◆ **PROBLEM TO SOLVE**:
Down to the final line, print each entry exactly.
::: DATA FOR THIS EXERCISE
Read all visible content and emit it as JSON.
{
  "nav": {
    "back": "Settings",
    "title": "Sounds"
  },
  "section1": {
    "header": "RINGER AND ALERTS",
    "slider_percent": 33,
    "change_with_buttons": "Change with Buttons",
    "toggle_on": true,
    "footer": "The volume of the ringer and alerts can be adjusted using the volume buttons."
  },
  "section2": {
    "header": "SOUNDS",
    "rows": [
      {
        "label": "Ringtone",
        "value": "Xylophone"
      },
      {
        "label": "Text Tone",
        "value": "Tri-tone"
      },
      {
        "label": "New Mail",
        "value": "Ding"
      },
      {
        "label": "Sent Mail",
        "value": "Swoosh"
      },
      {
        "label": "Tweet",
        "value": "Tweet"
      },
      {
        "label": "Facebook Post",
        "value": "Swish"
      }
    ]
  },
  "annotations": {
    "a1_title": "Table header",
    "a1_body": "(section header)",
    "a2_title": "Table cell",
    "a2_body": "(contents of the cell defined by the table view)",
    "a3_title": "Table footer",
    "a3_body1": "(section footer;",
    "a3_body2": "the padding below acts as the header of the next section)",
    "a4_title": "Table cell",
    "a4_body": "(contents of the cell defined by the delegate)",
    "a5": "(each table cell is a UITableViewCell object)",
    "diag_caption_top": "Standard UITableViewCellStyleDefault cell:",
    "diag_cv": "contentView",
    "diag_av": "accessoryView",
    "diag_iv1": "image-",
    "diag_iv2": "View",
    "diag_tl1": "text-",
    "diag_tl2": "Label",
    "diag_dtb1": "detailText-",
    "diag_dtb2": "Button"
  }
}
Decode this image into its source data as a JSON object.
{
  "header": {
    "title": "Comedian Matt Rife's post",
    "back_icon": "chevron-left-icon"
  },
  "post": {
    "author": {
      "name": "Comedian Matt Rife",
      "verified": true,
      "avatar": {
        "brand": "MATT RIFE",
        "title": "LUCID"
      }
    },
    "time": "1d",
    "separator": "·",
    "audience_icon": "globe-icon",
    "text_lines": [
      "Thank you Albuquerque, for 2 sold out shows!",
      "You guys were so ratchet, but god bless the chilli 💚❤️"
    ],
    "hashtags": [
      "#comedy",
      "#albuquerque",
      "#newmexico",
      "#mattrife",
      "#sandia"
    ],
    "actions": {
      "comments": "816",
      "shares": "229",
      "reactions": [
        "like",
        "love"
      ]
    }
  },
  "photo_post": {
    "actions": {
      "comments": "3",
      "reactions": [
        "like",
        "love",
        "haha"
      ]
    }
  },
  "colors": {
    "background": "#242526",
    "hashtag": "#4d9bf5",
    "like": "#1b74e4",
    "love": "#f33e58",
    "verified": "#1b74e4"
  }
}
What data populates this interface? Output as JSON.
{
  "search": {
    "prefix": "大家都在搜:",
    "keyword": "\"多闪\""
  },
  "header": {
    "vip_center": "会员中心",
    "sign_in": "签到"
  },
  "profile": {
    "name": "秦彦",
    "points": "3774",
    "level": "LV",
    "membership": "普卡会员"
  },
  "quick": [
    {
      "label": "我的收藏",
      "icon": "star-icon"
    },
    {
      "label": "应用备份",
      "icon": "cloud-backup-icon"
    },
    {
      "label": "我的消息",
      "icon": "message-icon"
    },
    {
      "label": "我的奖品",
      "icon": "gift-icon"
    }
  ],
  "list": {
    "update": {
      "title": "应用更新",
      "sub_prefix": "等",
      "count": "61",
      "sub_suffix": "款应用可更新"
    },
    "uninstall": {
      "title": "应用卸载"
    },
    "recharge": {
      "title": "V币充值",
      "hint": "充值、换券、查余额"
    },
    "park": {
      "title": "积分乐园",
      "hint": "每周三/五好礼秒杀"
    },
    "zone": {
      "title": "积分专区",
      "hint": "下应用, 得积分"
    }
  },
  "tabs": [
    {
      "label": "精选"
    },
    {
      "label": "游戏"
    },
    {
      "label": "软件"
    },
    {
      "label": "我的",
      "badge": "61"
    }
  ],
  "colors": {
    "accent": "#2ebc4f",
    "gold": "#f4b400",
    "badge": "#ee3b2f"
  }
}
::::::
◆ **SOLVED PROBLEM**:
Read all visible content and emit it as JSON.
{
  "nav": {
    "back": "Settings",
    "title": "Sounds"
  },
  "section1": {
    "header": "RINGER AND ALERTS",
    "slider_percent": 33,
    "change_with_buttons": "Change with Buttons",
    "toggle_on": true,
    "footer": "The volume of the ringer and alerts can be adjusted using the volume buttons."
  },
  "section2": {
    "header": "SOUNDS",
    "rows": [
      {
        "label": "Ringtone",
        "value": "Xylophone"
      },
      {
        "label": "Text Tone",
        "value": "Tri-tone"
      },
      {
        "label": "New Mail",
        "value": "Ding"
      },
      {
        "label": "Sent Mail",
        "value": "Swoosh"
      },
      {
        "label": "Tweet",
        "value": "Tweet"
      },
      {
        "label": "Facebook Post",
        "value": "Swish"
      }
    ]
  },
  "annotations": {
    "a1_title": "Table header",
    "a1_body": "(section header)",
    "a2_title": "Table cell",
    "a2_body": "(contents of the cell defined by the table view)",
    "a3_title": "Table footer",
    "a3_body1": "(section footer;",
    "a3_body2": "the padding below acts as the header of the next section)",
    "a4_title": "Table cell",
    "a4_body": "(contents of the cell defined by the delegate)",
    "a5": "(each table cell is a UITableViewCell object)",
    "diag_caption_top": "Standard UITableViewCellStyleDefault cell:",
    "diag_cv": "contentView",
    "diag_av": "accessoryView",
    "diag_iv1": "image-",
    "diag_iv2": "View",
    "diag_tl1": "text-",
    "diag_tl2": "Label",
    "diag_dtb1": "detailText-",
    "diag_dtb2": "Button"
  }
}
Decode this image into its source data as a JSON object.
{
  "header": {
    "title": "Comedian Matt Rife's post",
    "back_icon": "chevron-left-icon"
  },
  "post": {
    "author": {
      "name": "Comedian Matt Rife",
      "verified": true,
      "avatar": {
        "brand": "MATT RIFE",
        "title": "LUCID"
      }
    },
    "time": "1d",
    "separator": "·",
    "audience_icon": "globe-icon",
    "text_lines": [
      "Thank you Albuquerque, for 2 sold out shows!",
      "You guys were so ratchet, but god bless the chilli 💚❤️"
    ],
    "hashtags": [
      "#comedy",
      "#albuquerque",
      "#newmexico",
      "#mattrife",
      "#sandia"
    ],
    "actions": {
      "comments": "816",
      "shares": "229",
      "reactions": [
        "like",
        "love"
      ]
    }
  },
  "photo_post": {
    "actions": {
      "comments": "3",
      "reactions": [
        "like",
        "love",
        "haha"
      ]
    }
  },
  "colors": {
    "background": "#242526",
    "hashtag": "#4d9bf5",
    "like": "#1b74e4",
    "love": "#f33e58",
    "verified": "#1b74e4"
  }
}
What data populates this interface? Output as JSON.
{
  "search": {
    "prefix": "大家都在搜:",
    "keyword": "\"多闪\""
  },
  "header": {
    "vip_center": "会员中心",
    "sign_in": "签到"
  },
  "profile": {
    "name": "秦彦",
    "points": "3774",
    "level": "LV",
    "membership": "普卡会员"
  },
  "quick": [
    {
      "label": "我的收藏",
      "icon": "star-icon"
    },
    {
      "label": "应用备份",
      "icon": "cloud-backup-icon"
    },
    {
      "label": "我的消息",
      "icon": "message-icon"
    },
    {
      "label": "我的奖品",
      "icon": "gift-icon"
    }
  ],
  "list": {
    "update": {
      "title": "应用更新",
      "sub_prefix": "等",
      "count": "61",
      "sub_suffix": "款应用可更新"
    },
    "uninstall": {
      "title": "应用卸载"
    },
    "recharge": {
      "title": "V币充值",
      "hint": "充值、换券、查余额"
    },
    "park": {
      "title": "积分乐园",
      "hint": "每周三/五好礼秒杀"
    },
    "zone": {
      "title": "积分专区",
      "hint": "下应用, 得积分"
    }
  },
  "tabs": [
    {
      "label": "精选"
    },
    {
      "label": "游戏"
    },
    {
      "label": "软件"
    },
    {
      "label": "我的",
      "badge": "61"
    }
  ],
  "colors": {
    "accent": "#2ebc4f",
    "gold": "#f4b400",
    "badge": "#ee3b2f"
  }
}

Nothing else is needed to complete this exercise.